Repeat, word for word, every line from the line holding "Extract the structured" through the final line of the entries below. Skip all pictures.

------------

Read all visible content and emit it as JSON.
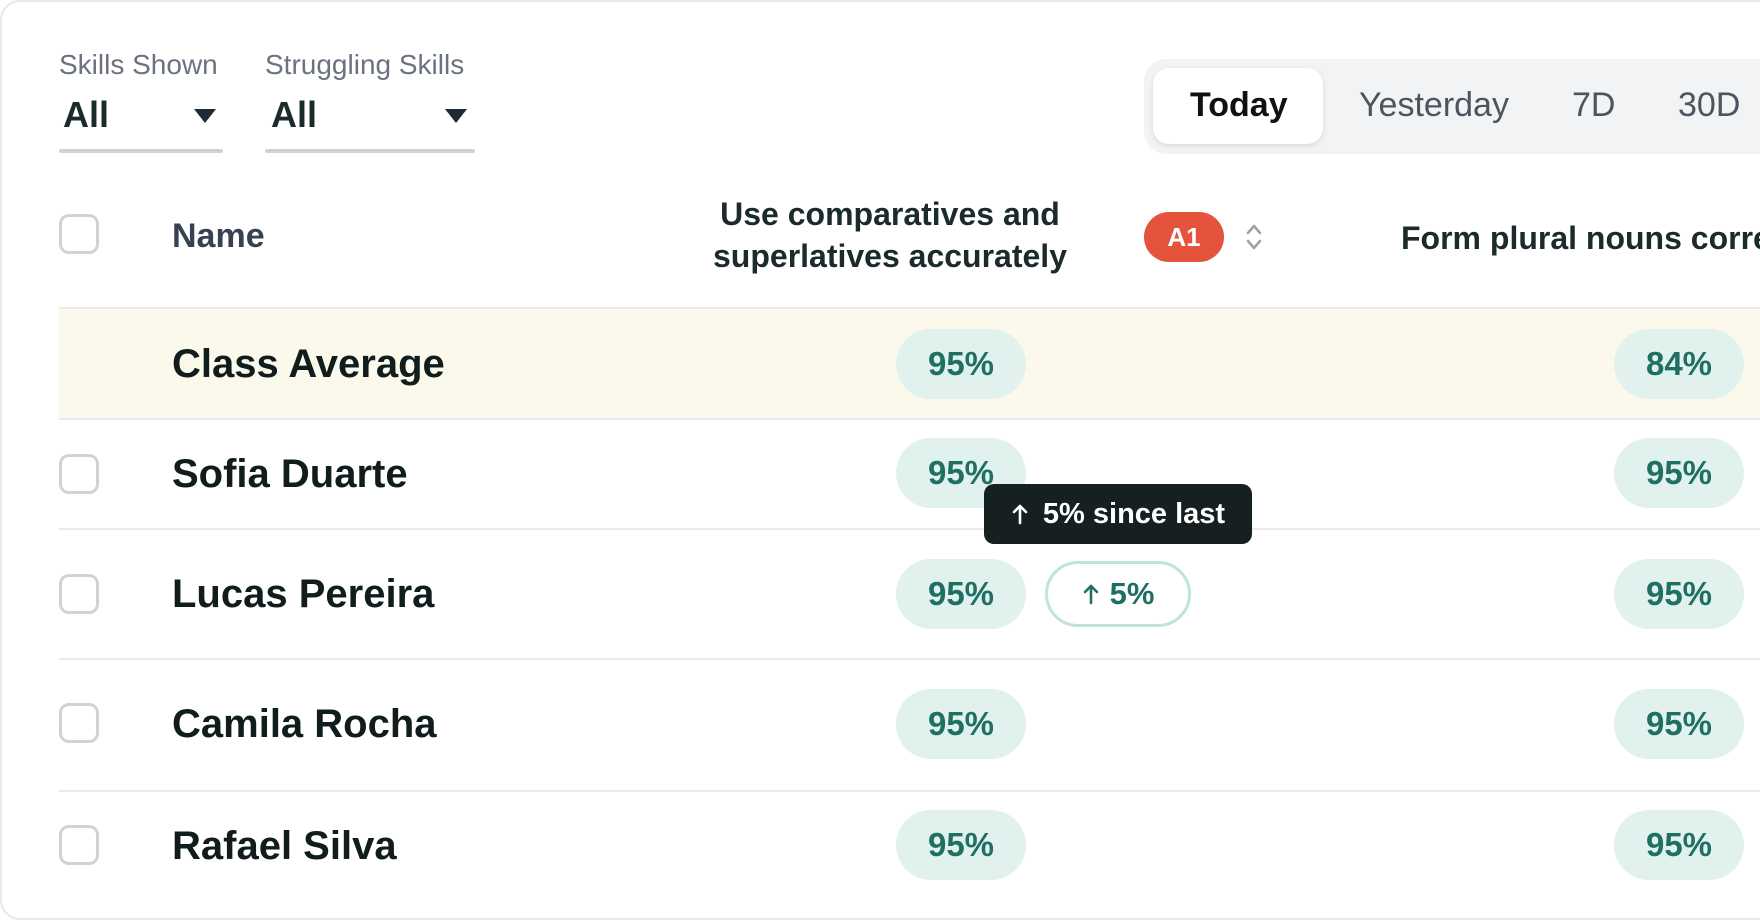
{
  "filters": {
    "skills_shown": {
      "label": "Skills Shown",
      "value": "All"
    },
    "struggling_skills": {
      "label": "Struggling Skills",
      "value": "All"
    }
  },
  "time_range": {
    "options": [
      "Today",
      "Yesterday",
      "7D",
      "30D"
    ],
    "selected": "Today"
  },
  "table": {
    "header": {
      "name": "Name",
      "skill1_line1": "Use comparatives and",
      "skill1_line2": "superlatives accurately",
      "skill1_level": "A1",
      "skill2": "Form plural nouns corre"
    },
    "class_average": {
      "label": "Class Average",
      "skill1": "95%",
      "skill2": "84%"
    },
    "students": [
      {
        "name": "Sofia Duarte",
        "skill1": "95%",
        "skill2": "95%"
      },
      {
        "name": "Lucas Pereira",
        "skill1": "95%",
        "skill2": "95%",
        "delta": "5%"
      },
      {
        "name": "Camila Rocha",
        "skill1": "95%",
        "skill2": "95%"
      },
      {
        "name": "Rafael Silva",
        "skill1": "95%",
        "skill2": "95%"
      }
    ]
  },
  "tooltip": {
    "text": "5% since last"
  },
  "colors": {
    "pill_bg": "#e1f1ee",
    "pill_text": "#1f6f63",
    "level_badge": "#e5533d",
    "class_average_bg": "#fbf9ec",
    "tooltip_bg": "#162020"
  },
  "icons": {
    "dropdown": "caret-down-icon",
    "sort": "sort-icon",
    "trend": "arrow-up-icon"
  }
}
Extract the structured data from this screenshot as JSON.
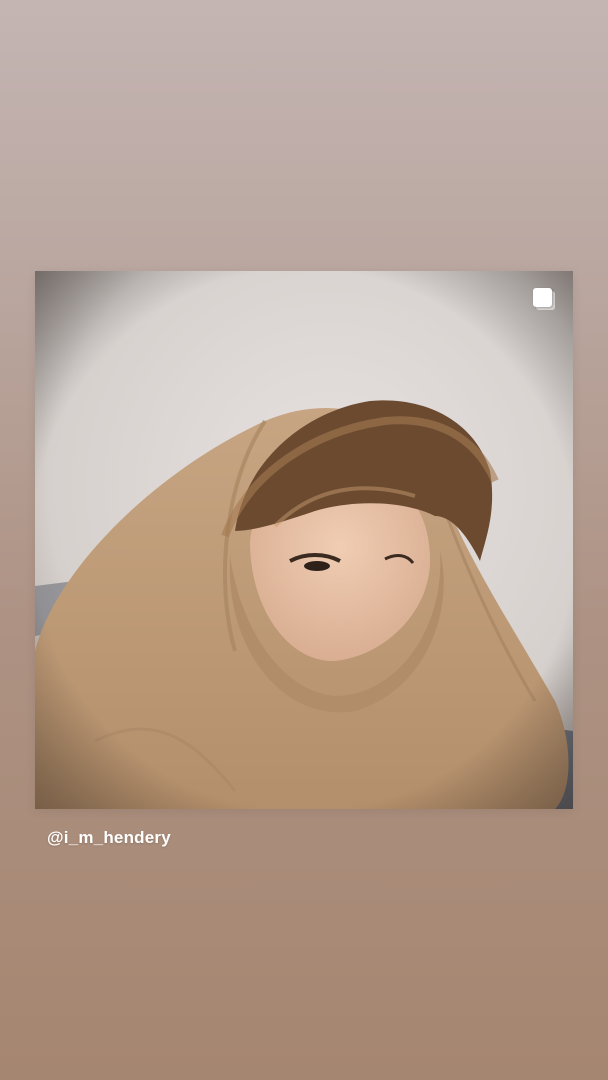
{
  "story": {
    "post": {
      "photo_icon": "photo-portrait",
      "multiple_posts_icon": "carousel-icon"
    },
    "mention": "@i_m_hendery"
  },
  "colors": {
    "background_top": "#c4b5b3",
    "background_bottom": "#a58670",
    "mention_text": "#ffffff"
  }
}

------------

**Completed task:**
Extract the structured data from this screenshot as JSON.
{
  "story": {
    "post": {
      "photo_icon": "photo-portrait",
      "multiple_posts_icon": "carousel-icon"
    },
    "mention": "@i_m_hendery"
  },
  "colors": {
    "background_top": "#c4b5b3",
    "background_bottom": "#a58670",
    "mention_text": "#ffffff"
  }
}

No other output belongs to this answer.